If we can make the most of each moment, whatever that brings, we may find we can take stock one day and fully appreciate a life well lived, shaped by profound experiences.
“Yesterday I was clever, so I wanted to change the world. Today I am wise, so I am changing myself.” ~ Rumi
“Someone needs to buy a radio station, then play nothing but audio books, with a different genre of book played at set times. That way we can always have something new to read, no matter where we are.” ~ Shana Chartier
I’ve been wanting to produce an audiobook version of The Virtuoso for about 18 months. Looking at the next step for my debut novel it seemed logical; audiobooks are a fast growing market in publishing (both in the UK and USA), a new way of reaching readers (or should I say listeners), that an author may not have access to via traditional print or ebook.
Image by Siddharth Bhogra on Unsplash
I diligently researched narrators on ACX, a time consuming process which quickly became overwhelming. The choice was phenomenal and my shortlist had a hundred names on it. I was determined to find a narrator, but I didn’t have a clue how to choose with such a dazzling array of talent on offer. I began to feel slightly dispirited.

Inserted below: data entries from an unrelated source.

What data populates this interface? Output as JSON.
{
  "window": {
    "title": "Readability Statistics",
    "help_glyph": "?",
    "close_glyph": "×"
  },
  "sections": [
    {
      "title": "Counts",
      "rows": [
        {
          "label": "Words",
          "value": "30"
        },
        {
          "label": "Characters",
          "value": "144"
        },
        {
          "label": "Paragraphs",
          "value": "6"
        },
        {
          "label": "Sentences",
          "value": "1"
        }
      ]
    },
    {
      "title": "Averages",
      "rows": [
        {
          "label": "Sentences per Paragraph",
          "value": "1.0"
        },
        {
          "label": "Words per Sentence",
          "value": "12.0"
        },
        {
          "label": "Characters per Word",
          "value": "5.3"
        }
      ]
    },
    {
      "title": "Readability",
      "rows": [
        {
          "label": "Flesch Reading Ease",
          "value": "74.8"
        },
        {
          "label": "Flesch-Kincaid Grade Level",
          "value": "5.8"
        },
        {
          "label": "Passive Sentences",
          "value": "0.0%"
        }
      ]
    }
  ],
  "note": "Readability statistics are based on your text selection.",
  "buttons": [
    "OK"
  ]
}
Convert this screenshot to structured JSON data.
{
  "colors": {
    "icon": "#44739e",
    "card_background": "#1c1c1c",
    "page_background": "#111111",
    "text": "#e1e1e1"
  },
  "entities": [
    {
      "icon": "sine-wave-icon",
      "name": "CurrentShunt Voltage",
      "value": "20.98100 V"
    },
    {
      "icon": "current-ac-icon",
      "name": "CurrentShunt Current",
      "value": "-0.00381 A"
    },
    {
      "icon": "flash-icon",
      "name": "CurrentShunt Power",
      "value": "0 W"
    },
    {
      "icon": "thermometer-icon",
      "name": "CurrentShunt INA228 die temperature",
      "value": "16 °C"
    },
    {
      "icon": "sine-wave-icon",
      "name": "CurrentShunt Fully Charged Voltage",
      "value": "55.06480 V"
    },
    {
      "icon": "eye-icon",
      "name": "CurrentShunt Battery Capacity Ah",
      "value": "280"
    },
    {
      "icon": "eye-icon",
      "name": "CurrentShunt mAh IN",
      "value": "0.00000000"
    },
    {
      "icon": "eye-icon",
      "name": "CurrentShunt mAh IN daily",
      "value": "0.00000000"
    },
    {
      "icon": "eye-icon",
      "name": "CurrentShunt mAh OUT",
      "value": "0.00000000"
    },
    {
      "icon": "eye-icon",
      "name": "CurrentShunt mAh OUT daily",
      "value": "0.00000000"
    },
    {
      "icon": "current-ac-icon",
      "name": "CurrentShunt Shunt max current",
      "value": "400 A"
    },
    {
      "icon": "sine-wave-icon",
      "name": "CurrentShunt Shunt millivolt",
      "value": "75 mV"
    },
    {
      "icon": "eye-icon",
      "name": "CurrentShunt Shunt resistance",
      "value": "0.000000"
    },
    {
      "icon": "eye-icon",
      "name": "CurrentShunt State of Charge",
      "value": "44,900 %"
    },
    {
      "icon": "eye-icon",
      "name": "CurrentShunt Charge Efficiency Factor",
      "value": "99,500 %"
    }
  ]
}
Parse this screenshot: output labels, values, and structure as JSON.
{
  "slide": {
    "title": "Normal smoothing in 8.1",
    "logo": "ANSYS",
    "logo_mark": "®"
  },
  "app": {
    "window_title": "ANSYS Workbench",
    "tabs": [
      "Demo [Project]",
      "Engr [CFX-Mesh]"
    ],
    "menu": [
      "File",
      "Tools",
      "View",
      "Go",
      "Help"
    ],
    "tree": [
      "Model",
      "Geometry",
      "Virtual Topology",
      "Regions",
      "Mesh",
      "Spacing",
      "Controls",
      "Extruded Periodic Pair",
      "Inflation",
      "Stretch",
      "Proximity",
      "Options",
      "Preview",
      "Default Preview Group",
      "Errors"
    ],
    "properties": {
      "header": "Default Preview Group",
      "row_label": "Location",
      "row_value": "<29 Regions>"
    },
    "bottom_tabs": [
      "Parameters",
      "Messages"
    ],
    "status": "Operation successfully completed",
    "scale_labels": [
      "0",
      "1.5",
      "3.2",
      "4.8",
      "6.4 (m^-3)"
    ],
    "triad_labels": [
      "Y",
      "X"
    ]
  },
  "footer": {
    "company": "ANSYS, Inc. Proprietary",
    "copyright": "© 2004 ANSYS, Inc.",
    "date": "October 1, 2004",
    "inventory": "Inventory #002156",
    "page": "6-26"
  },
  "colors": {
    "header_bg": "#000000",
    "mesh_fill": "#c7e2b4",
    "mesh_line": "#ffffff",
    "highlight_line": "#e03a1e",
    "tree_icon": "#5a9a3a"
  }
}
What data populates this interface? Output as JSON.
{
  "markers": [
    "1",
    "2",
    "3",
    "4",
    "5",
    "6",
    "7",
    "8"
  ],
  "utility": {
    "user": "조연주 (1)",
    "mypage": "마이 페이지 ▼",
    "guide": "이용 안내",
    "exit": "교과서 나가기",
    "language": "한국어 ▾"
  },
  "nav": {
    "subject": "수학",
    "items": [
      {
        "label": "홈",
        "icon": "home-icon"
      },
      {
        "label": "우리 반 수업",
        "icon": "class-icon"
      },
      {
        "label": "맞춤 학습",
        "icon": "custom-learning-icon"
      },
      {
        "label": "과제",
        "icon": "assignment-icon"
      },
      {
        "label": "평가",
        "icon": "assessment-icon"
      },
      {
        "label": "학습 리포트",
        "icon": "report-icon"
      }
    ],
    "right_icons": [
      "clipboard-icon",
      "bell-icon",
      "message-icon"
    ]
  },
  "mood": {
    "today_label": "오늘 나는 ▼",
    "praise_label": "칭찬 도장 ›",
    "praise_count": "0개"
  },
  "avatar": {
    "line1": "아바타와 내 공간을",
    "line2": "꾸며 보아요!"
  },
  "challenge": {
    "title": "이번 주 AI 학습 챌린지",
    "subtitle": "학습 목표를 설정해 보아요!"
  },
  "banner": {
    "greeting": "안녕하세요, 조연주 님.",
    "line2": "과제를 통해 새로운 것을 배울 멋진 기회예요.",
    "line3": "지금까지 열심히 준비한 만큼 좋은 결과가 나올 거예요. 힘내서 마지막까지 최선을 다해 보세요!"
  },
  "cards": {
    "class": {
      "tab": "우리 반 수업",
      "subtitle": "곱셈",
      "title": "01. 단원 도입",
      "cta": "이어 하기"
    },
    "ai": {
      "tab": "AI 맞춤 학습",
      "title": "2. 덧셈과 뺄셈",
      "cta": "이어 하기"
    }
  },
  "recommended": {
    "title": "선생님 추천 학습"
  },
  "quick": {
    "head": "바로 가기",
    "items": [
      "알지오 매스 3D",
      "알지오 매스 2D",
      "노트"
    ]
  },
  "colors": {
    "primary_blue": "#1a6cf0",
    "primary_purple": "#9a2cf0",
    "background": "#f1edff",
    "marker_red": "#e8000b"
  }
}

Then, out of the blue, at a local networking event I met Cheryl Tissot, and whilst she wasn’t in a position to narrate my fiction novel she introduced me to a colleague of hers, talented voice artist Rachael Beresford.
I’m so glad I went to that meeting…
Long story short, Rachael was happy to narrate my book, which was a big relief. The moment I heard her voice I knew she would be perfect for The Virtuoso.
A few months passed before I was ready to proceed, and Rachael began working with the leading independent audiobook producer in the UK, White House Sound. My production date was booked in and I saved assiduously to pay for a professional production.
Image by Findaway Voices on unsplash
Chris Perks managed my project; he was patient with my inexperience and explained everything clearly – a total delight to work with.
The sound files came through during lockdown, lifting my spirits no end. After the uploading process I waited for approval from ACX, and last week my title went live.